WHAT NEEDS TO BE DONE: All of the data below is to be returned unaltered.

RECORDS SHOWN:
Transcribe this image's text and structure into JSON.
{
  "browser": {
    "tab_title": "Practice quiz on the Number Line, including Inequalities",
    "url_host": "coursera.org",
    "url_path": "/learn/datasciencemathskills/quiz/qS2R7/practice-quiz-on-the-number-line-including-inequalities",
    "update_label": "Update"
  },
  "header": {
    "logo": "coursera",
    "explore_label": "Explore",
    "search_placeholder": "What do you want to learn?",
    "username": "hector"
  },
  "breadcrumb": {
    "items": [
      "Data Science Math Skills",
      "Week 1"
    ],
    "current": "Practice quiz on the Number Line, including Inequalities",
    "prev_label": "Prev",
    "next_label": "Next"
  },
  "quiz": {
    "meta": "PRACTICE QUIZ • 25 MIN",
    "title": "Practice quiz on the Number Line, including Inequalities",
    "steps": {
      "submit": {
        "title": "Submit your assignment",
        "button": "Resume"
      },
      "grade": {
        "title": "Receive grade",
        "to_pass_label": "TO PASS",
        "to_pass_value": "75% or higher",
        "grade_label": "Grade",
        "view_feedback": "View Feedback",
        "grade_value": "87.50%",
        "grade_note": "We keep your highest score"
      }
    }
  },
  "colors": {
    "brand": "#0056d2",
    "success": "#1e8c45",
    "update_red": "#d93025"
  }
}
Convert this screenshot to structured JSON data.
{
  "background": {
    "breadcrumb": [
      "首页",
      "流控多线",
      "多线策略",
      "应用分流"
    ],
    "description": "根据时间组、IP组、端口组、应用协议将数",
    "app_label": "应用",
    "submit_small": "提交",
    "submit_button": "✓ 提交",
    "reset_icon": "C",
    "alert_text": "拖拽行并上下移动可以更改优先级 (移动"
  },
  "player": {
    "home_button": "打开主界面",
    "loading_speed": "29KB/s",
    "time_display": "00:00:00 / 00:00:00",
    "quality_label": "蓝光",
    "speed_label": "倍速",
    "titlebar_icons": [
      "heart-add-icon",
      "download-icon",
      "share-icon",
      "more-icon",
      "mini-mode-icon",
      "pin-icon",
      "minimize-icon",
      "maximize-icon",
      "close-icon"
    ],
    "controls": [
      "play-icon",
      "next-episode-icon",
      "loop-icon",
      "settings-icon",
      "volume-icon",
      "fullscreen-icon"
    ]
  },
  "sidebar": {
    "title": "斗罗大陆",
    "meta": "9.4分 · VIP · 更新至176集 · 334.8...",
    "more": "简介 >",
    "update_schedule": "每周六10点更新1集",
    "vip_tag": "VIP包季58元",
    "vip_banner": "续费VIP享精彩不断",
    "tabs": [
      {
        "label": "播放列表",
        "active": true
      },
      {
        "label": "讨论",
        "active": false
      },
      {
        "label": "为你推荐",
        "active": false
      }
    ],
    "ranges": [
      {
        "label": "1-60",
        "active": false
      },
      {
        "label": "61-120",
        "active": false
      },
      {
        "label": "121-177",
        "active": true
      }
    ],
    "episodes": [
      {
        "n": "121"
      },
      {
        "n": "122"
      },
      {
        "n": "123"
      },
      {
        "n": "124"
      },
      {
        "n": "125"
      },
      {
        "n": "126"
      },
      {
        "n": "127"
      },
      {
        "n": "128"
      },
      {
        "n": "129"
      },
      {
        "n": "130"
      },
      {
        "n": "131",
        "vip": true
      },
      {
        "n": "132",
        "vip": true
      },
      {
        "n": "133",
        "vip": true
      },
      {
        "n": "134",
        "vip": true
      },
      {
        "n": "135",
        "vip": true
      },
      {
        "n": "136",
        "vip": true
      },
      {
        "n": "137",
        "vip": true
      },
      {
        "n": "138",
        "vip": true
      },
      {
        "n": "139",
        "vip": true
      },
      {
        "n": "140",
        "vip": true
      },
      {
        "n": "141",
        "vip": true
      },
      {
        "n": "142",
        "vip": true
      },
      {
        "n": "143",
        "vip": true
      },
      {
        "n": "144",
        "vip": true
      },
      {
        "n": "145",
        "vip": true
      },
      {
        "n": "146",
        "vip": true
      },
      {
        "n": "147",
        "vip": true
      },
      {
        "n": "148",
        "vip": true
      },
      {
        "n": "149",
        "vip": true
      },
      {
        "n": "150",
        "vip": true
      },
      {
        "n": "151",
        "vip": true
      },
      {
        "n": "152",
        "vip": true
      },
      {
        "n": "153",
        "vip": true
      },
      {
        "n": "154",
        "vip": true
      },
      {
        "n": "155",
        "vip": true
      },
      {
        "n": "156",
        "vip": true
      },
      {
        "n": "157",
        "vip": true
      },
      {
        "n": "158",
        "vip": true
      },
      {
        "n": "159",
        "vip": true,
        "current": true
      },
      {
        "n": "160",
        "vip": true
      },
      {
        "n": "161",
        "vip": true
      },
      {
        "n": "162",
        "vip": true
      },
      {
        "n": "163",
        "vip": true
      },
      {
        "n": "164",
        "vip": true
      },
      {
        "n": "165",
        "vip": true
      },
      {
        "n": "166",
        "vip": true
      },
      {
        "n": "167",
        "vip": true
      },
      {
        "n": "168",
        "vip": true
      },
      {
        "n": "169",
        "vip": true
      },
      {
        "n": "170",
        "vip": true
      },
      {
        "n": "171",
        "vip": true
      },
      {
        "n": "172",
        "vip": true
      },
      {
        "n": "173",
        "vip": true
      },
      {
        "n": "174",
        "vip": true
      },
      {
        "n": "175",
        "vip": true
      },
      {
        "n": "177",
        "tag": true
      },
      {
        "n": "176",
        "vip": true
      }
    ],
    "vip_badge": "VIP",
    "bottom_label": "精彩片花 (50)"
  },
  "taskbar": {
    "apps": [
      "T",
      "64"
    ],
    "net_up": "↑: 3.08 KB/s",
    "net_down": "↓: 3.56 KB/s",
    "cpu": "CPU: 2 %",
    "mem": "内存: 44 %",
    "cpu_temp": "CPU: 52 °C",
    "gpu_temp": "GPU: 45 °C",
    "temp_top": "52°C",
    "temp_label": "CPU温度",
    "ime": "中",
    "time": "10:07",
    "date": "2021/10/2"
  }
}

FINISHED EXERCISE:
Transcribe this image's text and structure into JSON.
{
  "browser": {
    "tab_title": "Practice quiz on the Number Line, including Inequalities",
    "url_host": "coursera.org",
    "url_path": "/learn/datasciencemathskills/quiz/qS2R7/practice-quiz-on-the-number-line-including-inequalities",
    "update_label": "Update"
  },
  "header": {
    "logo": "coursera",
    "explore_label": "Explore",
    "search_placeholder": "What do you want to learn?",
    "username": "hector"
  },
  "breadcrumb": {
    "items": [
      "Data Science Math Skills",
      "Week 1"
    ],
    "current": "Practice quiz on the Number Line, including Inequalities",
    "prev_label": "Prev",
    "next_label": "Next"
  },
  "quiz": {
    "meta": "PRACTICE QUIZ • 25 MIN",
    "title": "Practice quiz on the Number Line, including Inequalities",
    "steps": {
      "submit": {
        "title": "Submit your assignment",
        "button": "Resume"
      },
      "grade": {
        "title": "Receive grade",
        "to_pass_label": "TO PASS",
        "to_pass_value": "75% or higher",
        "grade_label": "Grade",
        "view_feedback": "View Feedback",
        "grade_value": "87.50%",
        "grade_note": "We keep your highest score"
      }
    }
  },
  "colors": {
    "brand": "#0056d2",
    "success": "#1e8c45",
    "update_red": "#d93025"
  }
}
Convert this screenshot to structured JSON data.
{
  "background": {
    "breadcrumb": [
      "首页",
      "流控多线",
      "多线策略",
      "应用分流"
    ],
    "description": "根据时间组、IP组、端口组、应用协议将数",
    "app_label": "应用",
    "submit_small": "提交",
    "submit_button": "✓ 提交",
    "reset_icon": "C",
    "alert_text": "拖拽行并上下移动可以更改优先级 (移动"
  },
  "player": {
    "home_button": "打开主界面",
    "loading_speed": "29KB/s",
    "time_display": "00:00:00 / 00:00:00",
    "quality_label": "蓝光",
    "speed_label": "倍速",
    "titlebar_icons": [
      "heart-add-icon",
      "download-icon",
      "share-icon",
      "more-icon",
      "mini-mode-icon",
      "pin-icon",
      "minimize-icon",
      "maximize-icon",
      "close-icon"
    ],
    "controls": [
      "play-icon",
      "next-episode-icon",
      "loop-icon",
      "settings-icon",
      "volume-icon",
      "fullscreen-icon"
    ]
  },
  "sidebar": {
    "title": "斗罗大陆",
    "meta": "9.4分 · VIP · 更新至176集 · 334.8...",
    "more": "简介 >",
    "update_schedule": "每周六10点更新1集",
    "vip_tag": "VIP包季58元",
    "vip_banner": "续费VIP享精彩不断",
    "tabs": [
      {
        "label": "播放列表",
        "active": true
      },
      {
        "label": "讨论",
        "active": false
      },
      {
        "label": "为你推荐",
        "active": false
      }
    ],
    "ranges": [
      {
        "label": "1-60",
        "active": false
      },
      {
        "label": "61-120",
        "active": false
      },
      {
        "label": "121-177",
        "active": true
      }
    ],
    "episodes": [
      {
        "n": "121"
      },
      {
        "n": "122"
      },
      {
        "n": "123"
      },
      {
        "n": "124"
      },
      {
        "n": "125"
      },
      {
        "n": "126"
      },
      {
        "n": "127"
      },
      {
        "n": "128"
      },
      {
        "n": "129"
      },
      {
        "n": "130"
      },
      {
        "n": "131",
        "vip": true
      },
      {
        "n": "132",
        "vip": true
      },
      {
        "n": "133",
        "vip": true
      },
      {
        "n": "134",
        "vip": true
      },
      {
        "n": "135",
        "vip": true
      },
      {
        "n": "136",
        "vip": true
      },
      {
        "n": "137",
        "vip": true
      },
      {
        "n": "138",
        "vip": true
      },
      {
        "n": "139",
        "vip": true
      },
      {
        "n": "140",
        "vip": true
      },
      {
        "n": "141",
        "vip": true
      },
      {
        "n": "142",
        "vip": true
      },
      {
        "n": "143",
        "vip": true
      },
      {
        "n": "144",
        "vip": true
      },
      {
        "n": "145",
        "vip": true
      },
      {
        "n": "146",
        "vip": true
      },
      {
        "n": "147",
        "vip": true
      },
      {
        "n": "148",
        "vip": true
      },
      {
        "n": "149",
        "vip": true
      },
      {
        "n": "150",
        "vip": true
      },
      {
        "n": "151",
        "vip": true
      },
      {
        "n": "152",
        "vip": true
      },
      {
        "n": "153",
        "vip": true
      },
      {
        "n": "154",
        "vip": true
      },
      {
        "n": "155",
        "vip": true
      },
      {
        "n": "156",
        "vip": true
      },
      {
        "n": "157",
        "vip": true
      },
      {
        "n": "158",
        "vip": true
      },
      {
        "n": "159",
        "vip": true,
        "current": true
      },
      {
        "n": "160",
        "vip": true
      },
      {
        "n": "161",
        "vip": true
      },
      {
        "n": "162",
        "vip": true
      },
      {
        "n": "163",
        "vip": true
      },
      {
        "n": "164",
        "vip": true
      },
      {
        "n": "165",
        "vip": true
      },
      {
        "n": "166",
        "vip": true
      },
      {
        "n": "167",
        "vip": true
      },
      {
        "n": "168",
        "vip": true
      },
      {
        "n": "169",
        "vip": true
      },
      {
        "n": "170",
        "vip": true
      },
      {
        "n": "171",
        "vip": true
      },
      {
        "n": "172",
        "vip": true
      },
      {
        "n": "173",
        "vip": true
      },
      {
        "n": "174",
        "vip": true
      },
      {
        "n": "175",
        "vip": true
      },
      {
        "n": "177",
        "tag": true
      },
      {
        "n": "176",
        "vip": true
      }
    ],
    "vip_badge": "VIP",
    "bottom_label": "精彩片花 (50)"
  },
  "taskbar": {
    "apps": [
      "T",
      "64"
    ],
    "net_up": "↑: 3.08 KB/s",
    "net_down": "↓: 3.56 KB/s",
    "cpu": "CPU: 2 %",
    "mem": "内存: 44 %",
    "cpu_temp": "CPU: 52 °C",
    "gpu_temp": "GPU: 45 °C",
    "temp_top": "52°C",
    "temp_label": "CPU温度",
    "ime": "中",
    "time": "10:07",
    "date": "2021/10/2"
  }
}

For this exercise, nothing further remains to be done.